These sensors use a phenomenon called 'magnetostriction'. When
a magnet approaches certain materials it causes energy passing
along the material to reflect. Position can be measured from
the time a pulse of energy takes to move through a strip of magnetostrictive
material. The delicate strip must be carefully held in a wave
guide and so shock or vibration is often problematic. Each sensor
needs calibrating by the manufacturer, making magnetostrictive
sensors relatively expensive.
is sensitive to other influences - most notably temperature.
Magnetostrictive data sheets often quote accuracy at constant
| Strengths: Robust; well suited
to high pressures; % accuracy increases with length.

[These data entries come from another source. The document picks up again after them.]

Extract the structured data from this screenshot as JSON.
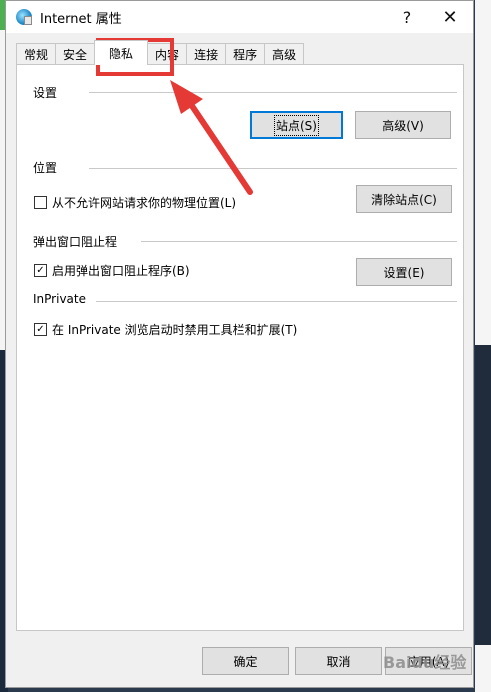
{
  "window": {
    "title": "Internet 属性",
    "help_label": "?",
    "close_label": "✕"
  },
  "tabs": [
    {
      "label": "常规"
    },
    {
      "label": "安全"
    },
    {
      "label": "隐私"
    },
    {
      "label": "内容"
    },
    {
      "label": "连接"
    },
    {
      "label": "程序"
    },
    {
      "label": "高级"
    }
  ],
  "active_tab": "隐私",
  "settings": {
    "heading": "设置",
    "sites_button": "站点(S)",
    "advanced_button": "高级(V)"
  },
  "location": {
    "heading": "位置",
    "checkbox_label": "从不允许网站请求你的物理位置(L)",
    "checked": false,
    "clear_sites_button": "清除站点(C)"
  },
  "popup_blocker": {
    "heading": "弹出窗口阻止程",
    "checkbox_label": "启用弹出窗口阻止程序(B)",
    "checked": true,
    "settings_button": "设置(E)"
  },
  "inprivate": {
    "heading": "InPrivate",
    "checkbox_label": "在 InPrivate 浏览启动时禁用工具栏和扩展(T)",
    "checked": true
  },
  "footer": {
    "ok_button": "确定",
    "cancel_button": "取消",
    "apply_button": "应用(A)"
  },
  "watermark": "Baidu经验",
  "colors": {
    "annotation": "#e53935",
    "focus": "#0078d7",
    "dialog_bg": "#f0f0f0",
    "panel_bg": "#ffffff"
  },
  "check_glyph": "✓"
}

| Weaknesses: Relatively expensive;
temp. effects; inaccurate over short distances (<100mm).
A capacitor is a device that accumulates charge. Typically, it
has two conductive plates separated by an insulator. The stored
charge varies with the size of the plates, their overlap, separation
and permeability of the material between the plates. In its simplest
form, a capacitive sensor measures plate separation. Displacements
are usually <1mm for load, strain and pressure measurement.
Another form uses plates that are cut or etched along the measurement
axis. As another plate moves across them, capacitance varies,
also varies with temperature, humidity, nearby materials and
foreign matter, which is why capacitive devices are seldom used
in safety-related applications.
| Strengths: Compact; low power
| Weaknesses: Large temperature
and humidity coefficients; sensitive to foreign matter.
Linear inductive sensors are referred to as variable reluctance
or linearly variable differential transformers (LVDTs). Rotary
forms are known as synchros or resolvers. These work on inductive
or transformer principles. As a magnetically permeable element
moves, it varies inductance or transformer coupling. In LVDTs
and resolvers, the ratio of the induced signals indicates position
and this ratiometric technique is the key to their performance
and solid reputation.
or magnetic sensors require electronics adjacent to the sensing
point, inductive sensors can use remote electronics in benign
condition with the sensor located in harsh environments.
| Strengths: High accuracy; reliable;
robust; extreme environments; widely available.
| Weaknesses: Expensive; bulky;
New generation inductive sensors - such as those made by Zettlex
- use the same principles as traditional inductive sensors, offering
good, non-contact performance in harsh environments. Rather than
bulky transformer constructions, these sensors use printed circuits.
The transition to printed windings brings other advantages:
* Reduction in cost, size and weight
* Greater flexibility in form factor
* Eradication of inaccuracy from the winding process
* Complex measurement geometries such as curvilinear, 2D &
* Multiple sensors can be co-located using multi-layer circuit
boards (e.g. redundant sensors in safety applications).
is generally as good as resolvers or LVDTs.
| Strengths: High accuracy; reliable; robust;
multiple geometries; compact; lightweight; resilient in harsh
| Weaknesses: More expensive than
From a press release
issued by Zettlex